WHAT YOU NEED TO DO » Please restate the data word for word.

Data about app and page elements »
>>>

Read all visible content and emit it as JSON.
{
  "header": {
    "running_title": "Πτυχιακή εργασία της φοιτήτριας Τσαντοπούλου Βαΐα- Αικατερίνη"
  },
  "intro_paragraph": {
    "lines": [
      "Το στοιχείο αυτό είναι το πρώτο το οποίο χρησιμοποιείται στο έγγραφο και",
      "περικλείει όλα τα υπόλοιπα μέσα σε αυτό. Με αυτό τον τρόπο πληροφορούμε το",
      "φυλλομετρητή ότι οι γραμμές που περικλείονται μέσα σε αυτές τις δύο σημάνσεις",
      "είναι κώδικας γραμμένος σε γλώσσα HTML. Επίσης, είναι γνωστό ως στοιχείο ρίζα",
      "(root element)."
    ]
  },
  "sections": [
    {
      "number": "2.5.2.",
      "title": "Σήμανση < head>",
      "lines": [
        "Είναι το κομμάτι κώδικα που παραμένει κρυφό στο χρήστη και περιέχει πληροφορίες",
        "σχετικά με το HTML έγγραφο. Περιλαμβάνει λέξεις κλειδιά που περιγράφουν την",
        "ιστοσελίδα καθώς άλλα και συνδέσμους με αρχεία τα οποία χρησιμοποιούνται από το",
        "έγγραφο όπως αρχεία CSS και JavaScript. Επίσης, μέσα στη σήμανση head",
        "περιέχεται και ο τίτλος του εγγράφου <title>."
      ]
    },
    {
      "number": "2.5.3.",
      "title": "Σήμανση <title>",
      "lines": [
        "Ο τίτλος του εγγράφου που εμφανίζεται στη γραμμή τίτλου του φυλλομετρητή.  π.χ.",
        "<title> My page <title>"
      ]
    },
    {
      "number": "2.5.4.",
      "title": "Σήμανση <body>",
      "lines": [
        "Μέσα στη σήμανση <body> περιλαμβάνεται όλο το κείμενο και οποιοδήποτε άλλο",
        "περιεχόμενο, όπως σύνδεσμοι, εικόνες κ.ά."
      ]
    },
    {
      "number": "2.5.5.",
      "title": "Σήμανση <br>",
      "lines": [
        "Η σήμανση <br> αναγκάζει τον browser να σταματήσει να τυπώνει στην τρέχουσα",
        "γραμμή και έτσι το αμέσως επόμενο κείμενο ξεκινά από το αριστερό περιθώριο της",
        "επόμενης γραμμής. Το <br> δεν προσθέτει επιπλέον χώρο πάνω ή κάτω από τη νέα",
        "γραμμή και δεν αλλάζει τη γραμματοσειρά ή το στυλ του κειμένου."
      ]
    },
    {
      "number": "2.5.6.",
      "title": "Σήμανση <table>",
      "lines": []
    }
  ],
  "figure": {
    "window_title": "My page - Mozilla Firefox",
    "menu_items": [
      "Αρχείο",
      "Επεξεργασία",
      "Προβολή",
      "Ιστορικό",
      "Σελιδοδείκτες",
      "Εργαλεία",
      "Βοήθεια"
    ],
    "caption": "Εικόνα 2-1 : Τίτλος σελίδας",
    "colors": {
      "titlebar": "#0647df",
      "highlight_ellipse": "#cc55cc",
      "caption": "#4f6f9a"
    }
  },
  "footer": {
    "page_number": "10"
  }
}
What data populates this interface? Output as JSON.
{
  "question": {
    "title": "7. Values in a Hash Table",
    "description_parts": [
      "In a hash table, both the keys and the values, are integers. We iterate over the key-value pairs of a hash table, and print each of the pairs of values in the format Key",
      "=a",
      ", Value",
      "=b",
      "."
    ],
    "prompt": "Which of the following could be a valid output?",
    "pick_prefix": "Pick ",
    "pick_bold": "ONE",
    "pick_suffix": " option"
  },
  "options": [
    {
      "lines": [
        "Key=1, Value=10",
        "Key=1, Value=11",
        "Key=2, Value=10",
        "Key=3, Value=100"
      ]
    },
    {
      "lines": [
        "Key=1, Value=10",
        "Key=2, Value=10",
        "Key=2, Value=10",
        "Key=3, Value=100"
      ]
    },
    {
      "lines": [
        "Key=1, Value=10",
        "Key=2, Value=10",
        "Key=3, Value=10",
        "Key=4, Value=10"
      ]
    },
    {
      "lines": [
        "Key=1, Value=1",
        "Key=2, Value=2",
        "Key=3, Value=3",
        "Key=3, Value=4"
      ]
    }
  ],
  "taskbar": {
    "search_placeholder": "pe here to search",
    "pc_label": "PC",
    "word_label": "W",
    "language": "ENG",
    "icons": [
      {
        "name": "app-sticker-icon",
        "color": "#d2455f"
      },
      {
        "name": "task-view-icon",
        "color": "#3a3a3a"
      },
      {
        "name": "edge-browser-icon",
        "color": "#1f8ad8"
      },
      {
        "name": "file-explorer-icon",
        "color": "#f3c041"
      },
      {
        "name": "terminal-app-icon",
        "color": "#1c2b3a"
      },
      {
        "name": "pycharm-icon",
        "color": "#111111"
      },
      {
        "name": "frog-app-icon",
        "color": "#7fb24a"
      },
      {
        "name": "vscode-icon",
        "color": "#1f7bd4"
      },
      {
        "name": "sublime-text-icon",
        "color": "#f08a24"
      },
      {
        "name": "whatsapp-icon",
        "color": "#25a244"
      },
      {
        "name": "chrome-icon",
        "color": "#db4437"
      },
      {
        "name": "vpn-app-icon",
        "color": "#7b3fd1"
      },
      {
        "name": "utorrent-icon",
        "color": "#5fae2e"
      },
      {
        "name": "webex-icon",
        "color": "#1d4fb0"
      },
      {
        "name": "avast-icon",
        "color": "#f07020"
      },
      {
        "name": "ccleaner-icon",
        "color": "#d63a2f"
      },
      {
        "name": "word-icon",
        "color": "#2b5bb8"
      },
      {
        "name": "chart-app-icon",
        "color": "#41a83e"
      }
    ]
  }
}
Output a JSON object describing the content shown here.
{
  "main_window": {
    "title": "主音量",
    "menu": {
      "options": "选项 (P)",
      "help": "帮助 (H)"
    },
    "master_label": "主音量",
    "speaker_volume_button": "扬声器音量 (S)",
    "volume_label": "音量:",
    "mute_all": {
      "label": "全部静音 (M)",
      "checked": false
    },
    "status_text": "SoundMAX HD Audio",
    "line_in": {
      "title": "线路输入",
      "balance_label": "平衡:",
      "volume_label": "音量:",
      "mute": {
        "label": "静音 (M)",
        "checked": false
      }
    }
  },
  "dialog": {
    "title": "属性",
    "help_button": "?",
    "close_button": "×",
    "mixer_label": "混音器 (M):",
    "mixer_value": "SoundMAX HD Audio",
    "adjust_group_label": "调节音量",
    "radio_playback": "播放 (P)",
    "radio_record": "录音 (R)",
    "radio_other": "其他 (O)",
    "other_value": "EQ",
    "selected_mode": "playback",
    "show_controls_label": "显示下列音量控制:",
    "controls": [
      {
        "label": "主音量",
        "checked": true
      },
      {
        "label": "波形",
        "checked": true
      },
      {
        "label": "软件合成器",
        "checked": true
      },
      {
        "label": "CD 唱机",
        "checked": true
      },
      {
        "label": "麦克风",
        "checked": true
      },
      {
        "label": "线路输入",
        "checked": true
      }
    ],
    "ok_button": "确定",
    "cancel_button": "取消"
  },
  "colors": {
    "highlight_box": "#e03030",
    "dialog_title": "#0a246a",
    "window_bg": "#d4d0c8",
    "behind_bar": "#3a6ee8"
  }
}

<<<

ANSWER SECTION »
Read all visible content and emit it as JSON.
{
  "header": {
    "running_title": "Πτυχιακή εργασία της φοιτήτριας Τσαντοπούλου Βαΐα- Αικατερίνη"
  },
  "intro_paragraph": {
    "lines": [
      "Το στοιχείο αυτό είναι το πρώτο το οποίο χρησιμοποιείται στο έγγραφο και",
      "περικλείει όλα τα υπόλοιπα μέσα σε αυτό. Με αυτό τον τρόπο πληροφορούμε το",
      "φυλλομετρητή ότι οι γραμμές που περικλείονται μέσα σε αυτές τις δύο σημάνσεις",
      "είναι κώδικας γραμμένος σε γλώσσα HTML. Επίσης, είναι γνωστό ως στοιχείο ρίζα",
      "(root element)."
    ]
  },
  "sections": [
    {
      "number": "2.5.2.",
      "title": "Σήμανση < head>",
      "lines": [
        "Είναι το κομμάτι κώδικα που παραμένει κρυφό στο χρήστη και περιέχει πληροφορίες",
        "σχετικά με το HTML έγγραφο. Περιλαμβάνει λέξεις κλειδιά που περιγράφουν την",
        "ιστοσελίδα καθώς άλλα και συνδέσμους με αρχεία τα οποία χρησιμοποιούνται από το",
        "έγγραφο όπως αρχεία CSS και JavaScript. Επίσης, μέσα στη σήμανση head",
        "περιέχεται και ο τίτλος του εγγράφου <title>."
      ]
    },
    {
      "number": "2.5.3.",
      "title": "Σήμανση <title>",
      "lines": [
        "Ο τίτλος του εγγράφου που εμφανίζεται στη γραμμή τίτλου του φυλλομετρητή.  π.χ.",
        "<title> My page <title>"
      ]
    },
    {
      "number": "2.5.4.",
      "title": "Σήμανση <body>",
      "lines": [
        "Μέσα στη σήμανση <body> περιλαμβάνεται όλο το κείμενο και οποιοδήποτε άλλο",
        "περιεχόμενο, όπως σύνδεσμοι, εικόνες κ.ά."
      ]
    },
    {
      "number": "2.5.5.",
      "title": "Σήμανση <br>",
      "lines": [
        "Η σήμανση <br> αναγκάζει τον browser να σταματήσει να τυπώνει στην τρέχουσα",
        "γραμμή και έτσι το αμέσως επόμενο κείμενο ξεκινά από το αριστερό περιθώριο της",
        "επόμενης γραμμής. Το <br> δεν προσθέτει επιπλέον χώρο πάνω ή κάτω από τη νέα",
        "γραμμή και δεν αλλάζει τη γραμματοσειρά ή το στυλ του κειμένου."
      ]
    },
    {
      "number": "2.5.6.",
      "title": "Σήμανση <table>",
      "lines": []
    }
  ],
  "figure": {
    "window_title": "My page - Mozilla Firefox",
    "menu_items": [
      "Αρχείο",
      "Επεξεργασία",
      "Προβολή",
      "Ιστορικό",
      "Σελιδοδείκτες",
      "Εργαλεία",
      "Βοήθεια"
    ],
    "caption": "Εικόνα 2-1 : Τίτλος σελίδας",
    "colors": {
      "titlebar": "#0647df",
      "highlight_ellipse": "#cc55cc",
      "caption": "#4f6f9a"
    }
  },
  "footer": {
    "page_number": "10"
  }
}
What data populates this interface? Output as JSON.
{
  "question": {
    "title": "7. Values in a Hash Table",
    "description_parts": [
      "In a hash table, both the keys and the values, are integers. We iterate over the key-value pairs of a hash table, and print each of the pairs of values in the format Key",
      "=a",
      ", Value",
      "=b",
      "."
    ],
    "prompt": "Which of the following could be a valid output?",
    "pick_prefix": "Pick ",
    "pick_bold": "ONE",
    "pick_suffix": " option"
  },
  "options": [
    {
      "lines": [
        "Key=1, Value=10",
        "Key=1, Value=11",
        "Key=2, Value=10",
        "Key=3, Value=100"
      ]
    },
    {
      "lines": [
        "Key=1, Value=10",
        "Key=2, Value=10",
        "Key=2, Value=10",
        "Key=3, Value=100"
      ]
    },
    {
      "lines": [
        "Key=1, Value=10",
        "Key=2, Value=10",
        "Key=3, Value=10",
        "Key=4, Value=10"
      ]
    },
    {
      "lines": [
        "Key=1, Value=1",
        "Key=2, Value=2",
        "Key=3, Value=3",
        "Key=3, Value=4"
      ]
    }
  ],
  "taskbar": {
    "search_placeholder": "pe here to search",
    "pc_label": "PC",
    "word_label": "W",
    "language": "ENG",
    "icons": [
      {
        "name": "app-sticker-icon",
        "color": "#d2455f"
      },
      {
        "name": "task-view-icon",
        "color": "#3a3a3a"
      },
      {
        "name": "edge-browser-icon",
        "color": "#1f8ad8"
      },
      {
        "name": "file-explorer-icon",
        "color": "#f3c041"
      },
      {
        "name": "terminal-app-icon",
        "color": "#1c2b3a"
      },
      {
        "name": "pycharm-icon",
        "color": "#111111"
      },
      {
        "name": "frog-app-icon",
        "color": "#7fb24a"
      },
      {
        "name": "vscode-icon",
        "color": "#1f7bd4"
      },
      {
        "name": "sublime-text-icon",
        "color": "#f08a24"
      },
      {
        "name": "whatsapp-icon",
        "color": "#25a244"
      },
      {
        "name": "chrome-icon",
        "color": "#db4437"
      },
      {
        "name": "vpn-app-icon",
        "color": "#7b3fd1"
      },
      {
        "name": "utorrent-icon",
        "color": "#5fae2e"
      },
      {
        "name": "webex-icon",
        "color": "#1d4fb0"
      },
      {
        "name": "avast-icon",
        "color": "#f07020"
      },
      {
        "name": "ccleaner-icon",
        "color": "#d63a2f"
      },
      {
        "name": "word-icon",
        "color": "#2b5bb8"
      },
      {
        "name": "chart-app-icon",
        "color": "#41a83e"
      }
    ]
  }
}
Output a JSON object describing the content shown here.
{
  "main_window": {
    "title": "主音量",
    "menu": {
      "options": "选项 (P)",
      "help": "帮助 (H)"
    },
    "master_label": "主音量",
    "speaker_volume_button": "扬声器音量 (S)",
    "volume_label": "音量:",
    "mute_all": {
      "label": "全部静音 (M)",
      "checked": false
    },
    "status_text": "SoundMAX HD Audio",
    "line_in": {
      "title": "线路输入",
      "balance_label": "平衡:",
      "volume_label": "音量:",
      "mute": {
        "label": "静音 (M)",
        "checked": false
      }
    }
  },
  "dialog": {
    "title": "属性",
    "help_button": "?",
    "close_button": "×",
    "mixer_label": "混音器 (M):",
    "mixer_value": "SoundMAX HD Audio",
    "adjust_group_label": "调节音量",
    "radio_playback": "播放 (P)",
    "radio_record": "录音 (R)",
    "radio_other": "其他 (O)",
    "other_value": "EQ",
    "selected_mode": "playback",
    "show_controls_label": "显示下列音量控制:",
    "controls": [
      {
        "label": "主音量",
        "checked": true
      },
      {
        "label": "波形",
        "checked": true
      },
      {
        "label": "软件合成器",
        "checked": true
      },
      {
        "label": "CD 唱机",
        "checked": true
      },
      {
        "label": "麦克风",
        "checked": true
      },
      {
        "label": "线路输入",
        "checked": true
      }
    ],
    "ok_button": "确定",
    "cancel_button": "取消"
  },
  "colors": {
    "highlight_box": "#e03030",
    "dialog_title": "#0a246a",
    "window_bg": "#d4d0c8",
    "behind_bar": "#3a6ee8"
  }
}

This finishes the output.